An example of Nielson’s logic is the Seinfeld episode when Elaine Benes discovers that her boyfriend, David Putty, is religious. “Putty” believes that he is morally right and refuses to steal the newspaper in front of his neighbor’s apartment door even though he wants it really bad. However, he asks Elaine, the secular one, to steal it for him. Elaine refuses because she retains her moral values. The newspaper remained in front of the apartment door. No crime is committed. This demonstrates Nielson’s point that both secular and religious are capable of moral values.

On the contrast, Nietzsche believes that a completely secular outlook on life actually enhances morality. Case in point, Nietzsche states: “Indeed at hearing the news that ‘the old God is dead’, we philosophers and ‘free spirits’ feel illuminated by a new dawn; our heart overflows with gratitude, amazement, forebodings, expectation—finally the horizon seems clear again…the sea, our sea, lies open again; maybe there has not been such an ‘open sea’. In other words, Nietzsche believes that once God is taken out of our lives it seems as if we are actually more capable of morality than ever before. Atheism is not a requisite for Libertarianism, as a Libertarian will usually disagree with this philosophy. I believe that those who belong to a church ARE capable of great morality.

Using the same Seinfeld scenario as before, Elaine asks Putty why he won’t steal the paper and insists that Elaine steal it. Putty says: “Thou shalt not steal”. Putty goes on to explain that it is okay for Elaine to steal because she is going to hell anyway for not believing in God.
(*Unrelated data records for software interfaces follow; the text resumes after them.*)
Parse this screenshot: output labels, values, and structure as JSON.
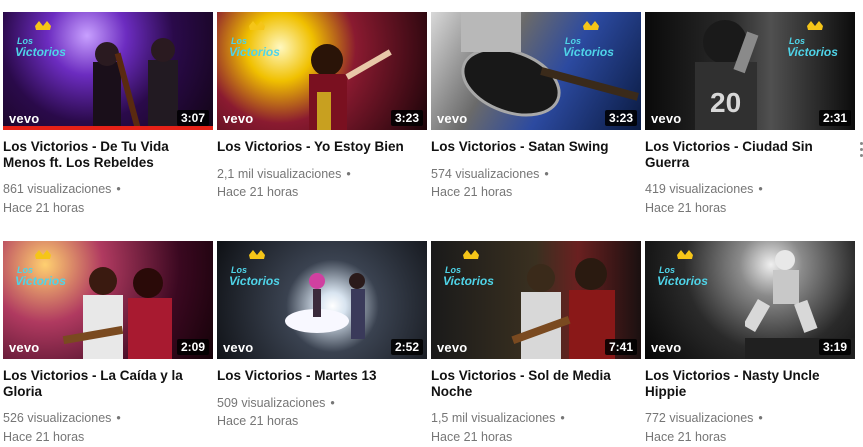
{
  "videos": [
    {
      "title": "Los Victorios - De Tu Vida Menos ft. Los Rebeldes",
      "views": "861 visualizaciones",
      "age": "Hace 21 horas",
      "duration": "3:07",
      "brand": "vevo",
      "watched": true
    },
    {
      "title": "Los Victorios - Yo Estoy Bien",
      "views": "2,1 mil visualizaciones",
      "age": "Hace 21 horas",
      "duration": "3:23",
      "brand": "vevo",
      "watched": false
    },
    {
      "title": "Los Victorios - Satan Swing",
      "views": "574 visualizaciones",
      "age": "Hace 21 horas",
      "duration": "3:23",
      "brand": "vevo",
      "watched": false
    },
    {
      "title": "Los Victorios - Ciudad Sin Guerra",
      "views": "419 visualizaciones",
      "age": "Hace 21 horas",
      "duration": "2:31",
      "brand": "vevo",
      "watched": false
    },
    {
      "title": "Los Victorios - La Caída y la Gloria",
      "views": "526 visualizaciones",
      "age": "Hace 21 horas",
      "duration": "2:09",
      "brand": "vevo",
      "watched": false
    },
    {
      "title": "Los Victorios - Martes 13",
      "views": "509 visualizaciones",
      "age": "Hace 21 horas",
      "duration": "2:52",
      "brand": "vevo",
      "watched": false
    },
    {
      "title": "Los Victorios - Sol de Media Noche",
      "views": "1,5 mil visualizaciones",
      "age": "Hace 21 horas",
      "duration": "7:41",
      "brand": "vevo",
      "watched": false
    },
    {
      "title": "Los Victorios - Nasty Uncle Hippie",
      "views": "772 visualizaciones",
      "age": "Hace 21 horas",
      "duration": "3:19",
      "brand": "vevo",
      "watched": false
    }
  ],
  "separator": "•",
  "logo_text": "Los Victorios",
  "colors": {
    "progress": "#e62117",
    "title": "#111111",
    "meta": "#767676",
    "logo": "#4fd4e8",
    "crown": "#f5c518"
  }
}
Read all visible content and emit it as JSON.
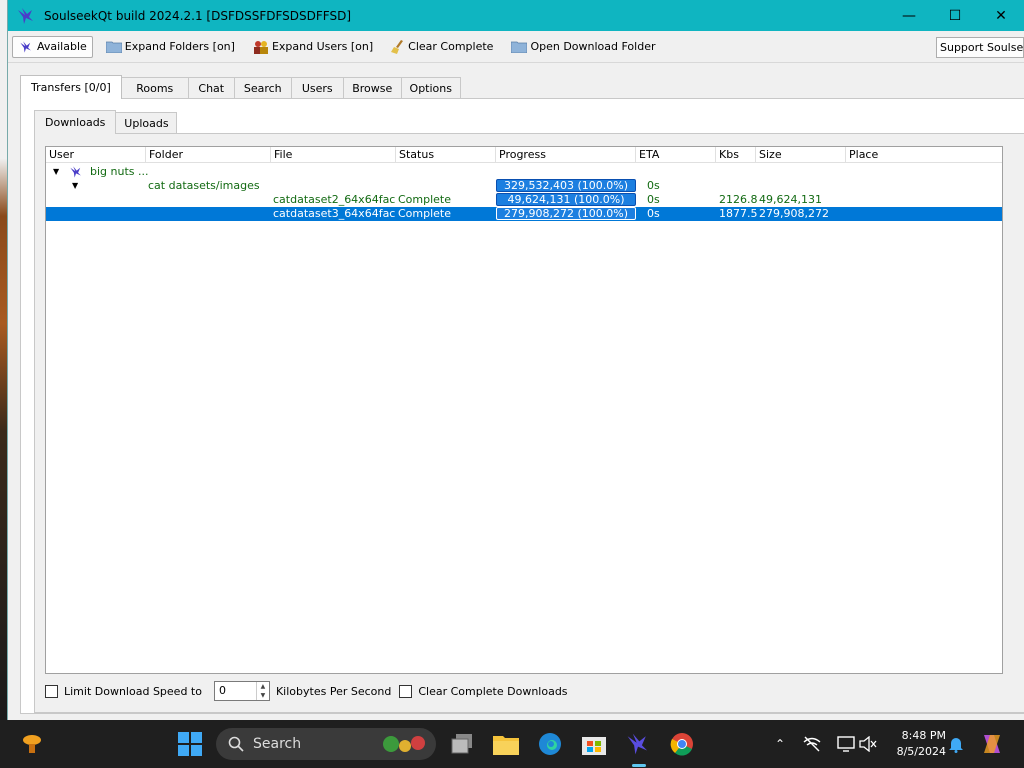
{
  "window": {
    "title": "SoulseekQt build 2024.2.1 [DSFDSSFDFSDSDFFSD]",
    "controls": {
      "minimize": "—",
      "maximize": "☐",
      "close": "✕"
    }
  },
  "toolbar": {
    "available": "Available",
    "expand_folders": "Expand Folders [on]",
    "expand_users": "Expand Users [on]",
    "clear_complete": "Clear Complete",
    "open_download_folder": "Open Download Folder",
    "support": "Support Soulseek"
  },
  "tabs": [
    "Transfers [0/0]",
    "Rooms",
    "Chat",
    "Search",
    "Users",
    "Browse",
    "Options"
  ],
  "subtabs": [
    "Downloads",
    "Uploads"
  ],
  "columns": [
    "User",
    "Folder",
    "File",
    "Status",
    "Progress",
    "ETA",
    "Kbs",
    "Size",
    "Place"
  ],
  "transfers": {
    "user": "big nuts ...",
    "folder": "cat datasets/images",
    "folder_progress": "329,532,403 (100.0%)",
    "folder_eta": "0s",
    "files": [
      {
        "file": "catdataset2_64x64fac...",
        "status": "Complete",
        "progress": "49,624,131 (100.0%)",
        "progress_value": 100,
        "eta": "0s",
        "kbs": "2126.8",
        "size": "49,624,131"
      },
      {
        "file": "catdataset3_64x64fac...",
        "status": "Complete",
        "progress": "279,908,272 (100.0%)",
        "progress_value": 100,
        "eta": "0s",
        "kbs": "1877.5",
        "size": "279,908,272"
      }
    ]
  },
  "footer": {
    "limit_label": "Limit Download Speed to",
    "speed_value": "0",
    "unit_label": "Kilobytes Per Second",
    "clear_label": "Clear Complete Downloads"
  },
  "taskbar": {
    "search_placeholder": "Search",
    "time": "8:48 PM",
    "date": "8/5/2024"
  }
}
Nietzsche would see this scenario and argue that Elaine is the one with the morality because she believes in not stealing, for society’s sake, regardless of her status of going to hell or not. Putty is the one lacking in morality because his mind is clouded and has no purpose for not stealing other than the fear of God, Nietzsche would argue.

In conclusion, both philosophers make an excellent argument about the belief in God affecting moral choices. However, these philosopher’s arguments do not completely agree with one another. Religious and non-religious alike would benefit from reading both Nielson and Nietzsche, as I know David Putty and Elaine Benes would have benefited too. So in this election, don't discriminate because someone is a member or is not a member of any church or religion. I know for me personally...I'd rather just not know. Amen.